(NEW YORK POST) – Neighbors walking by an infamous Brooklyn funeral home this week were shocked by the sight of bagged bodies piled outside, unrefrigerated and in full view.
“At one point they had 20 bodies outside,” said a local resident who lives a block from the English Brothers Funeral Home in Sheepshead Bay.
“Kids walking by can see them. I was so disgusted that I snuck all the way in one day and saw bodies in bags on gurneys without covers. They’re not refrigerated. I don’t know if these people died of coronavirus or not but if they did and the virus is circulating in the air?”
Frank Restivo, 63, who’s owned the mortuary for decades and who was implicated but not charged in a body-harvesting scandal in 2005, didn’t flinch when The Post called him Friday.
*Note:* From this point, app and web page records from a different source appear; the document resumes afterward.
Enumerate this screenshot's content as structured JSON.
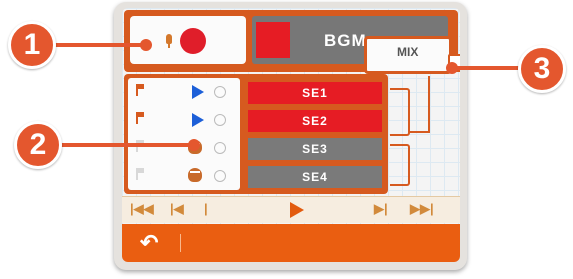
{
  "colors": {
    "frame_orange": "#d65a1f",
    "active_red": "#e61c24",
    "inactive_gray": "#7a7a7a",
    "callout_orange": "#e4572e",
    "play_blue": "#1c5fd8"
  },
  "record": {
    "record_icon": "record-icon",
    "mic_icon": "mic-icon"
  },
  "bgm": {
    "label": "BGM"
  },
  "mix": {
    "label": "MIX"
  },
  "tracks": [
    {
      "label": "SE1",
      "state": "active",
      "icon": "play-icon"
    },
    {
      "label": "SE2",
      "state": "active",
      "icon": "play-icon"
    },
    {
      "label": "SE3",
      "state": "inactive",
      "icon": "drum-icon"
    },
    {
      "label": "SE4",
      "state": "inactive",
      "icon": "drum-icon"
    }
  ],
  "transport": {
    "first": "|◀◀",
    "prev": "|◀",
    "tick": "|",
    "next": "▶|",
    "last": "▶▶|"
  },
  "bottom_bar": {
    "back_icon": "↶"
  },
  "callouts": [
    {
      "number": "1"
    },
    {
      "number": "2"
    },
    {
      "number": "3"
    }
  ]
}
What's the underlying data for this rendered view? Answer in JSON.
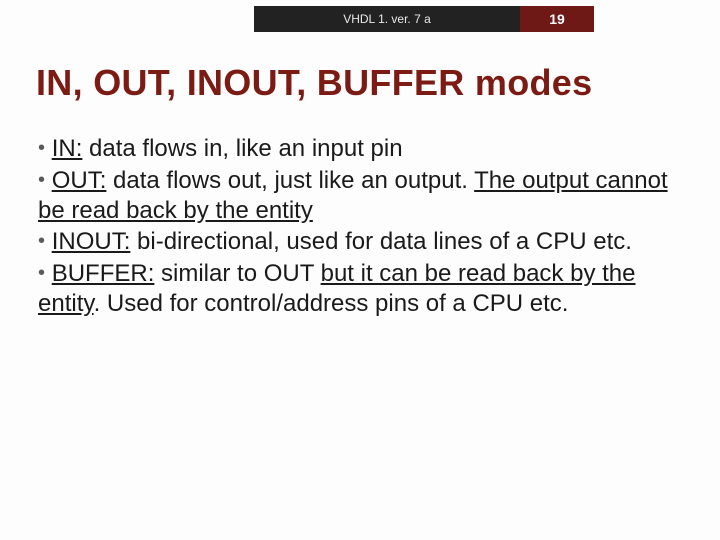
{
  "header": {
    "label": "VHDL 1. ver. 7 a",
    "page_number": "19"
  },
  "title": "IN, OUT, INOUT, BUFFER modes",
  "bullets": {
    "b1_term": "IN:",
    "b1_rest": " data flows in, like an input pin",
    "b2_term": "OUT:",
    "b2_mid": " data flows out, just like an output. ",
    "b2_u": "The output cannot be read back by the entity",
    "b3_term": "INOUT:",
    "b3_rest": " bi-directional, used for data lines of a CPU etc.",
    "b4_term": "BUFFER:",
    "b4_mid": " similar to OUT ",
    "b4_u": "but it can be read back by the entity",
    "b4_rest": ". Used for control/address pins of a CPU etc."
  }
}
“I know,” he said, when asked about the corpses outside. “We’ve got no more room inside.”
Because of COVID-19, Restivo said that he had 40 bodies packed inside the funeral home Friday and was forced to put the other bodies in the side yard. Prior to coronavirus, he said, he normally has no more than two or three bodies at one time at the funeral home.
Restivo said everyone was unprepared for the number of deaths caused by the pandemic but blamed hospitals. He said they are communicating badly, if at all, with funeral directors and families.
“They’re scaring families by telling them they have two days to pick up the bodies and if not they will be shipped off to Hart’s Island,” Restivo claimed. “The families beg us to take the bodies — which we wish the hospitals could keep a little longer since they have morgues and refrigeration. We’ve never needed refrigeration until now.”
The city charges relatives $250 to go to Hart’s Island and get the bodies back after they’ve been buried out there.
“It’s mayhem,” Restivo said. “People are panicking. I got a woman coming to see me today hysterical. Her loved one is at [a hospital] and they told her he was going to be moved to Connecticut, which made no sense at all.”
Because funeral homes are so backed up, people are opting for cremation, Restivo said. But that’s become difficult as well. He called a crematorium Friday to arrange for the cremation of four bodies but the earliest date he could get was May 19. In the meantime the bodies sit in the unrefrigerated funeral home.
Funeral directors are required to store bodies in appropriate conditions and to follow their routine infection prevention and control precautions, said city Health Department spokesman Jeffrey Hammond. Mike Lanotte, the executive director and CEO of the New York State Funeral Directors Association told the Post he had never heard of a funeral home leaving bodies outside. He said one Queens funeral home has purchased a refrigerated truck to deal with the coronavirus-related overload of bodies.
“We have no choice but to put the bodies outside,” Restivo said. “It’s safe. We have an 8-foot fence and a gate and we lock it.
“I’ve never seen anything like this in 43 years. I never imagined it could happen. We are struggling and it’s terrible for the families.”
Restivo was investigated as part of a 2005 probe into a multi-million dollar scheme to carve up cadavers for profit by selling body parts to medical schools and the military without next-of-kin consent. The ghoulish, nationwide scam involved several funeral homes and was masterminded by Michael Mastromarino, a former dental surgeon who died in jail of liver cancer in 2013.
The secret harvesting of body parts, primarily leg bones used for transplants, netted millions in potential profits, law enforcement sources said.
“Once again the English Brothers funeral home is at the center of an outrageous occurrence,” said lawyer Sanford Rubenstein, who filed civil suits on behalf of relatives of people whose dead bodies were picked apart for profit, as well as the irate recipients of diseased tissue and organs from the corpses. Rubenstein said the English Brothers Funeral Home, one of the defendants, settled for an unspecified amount.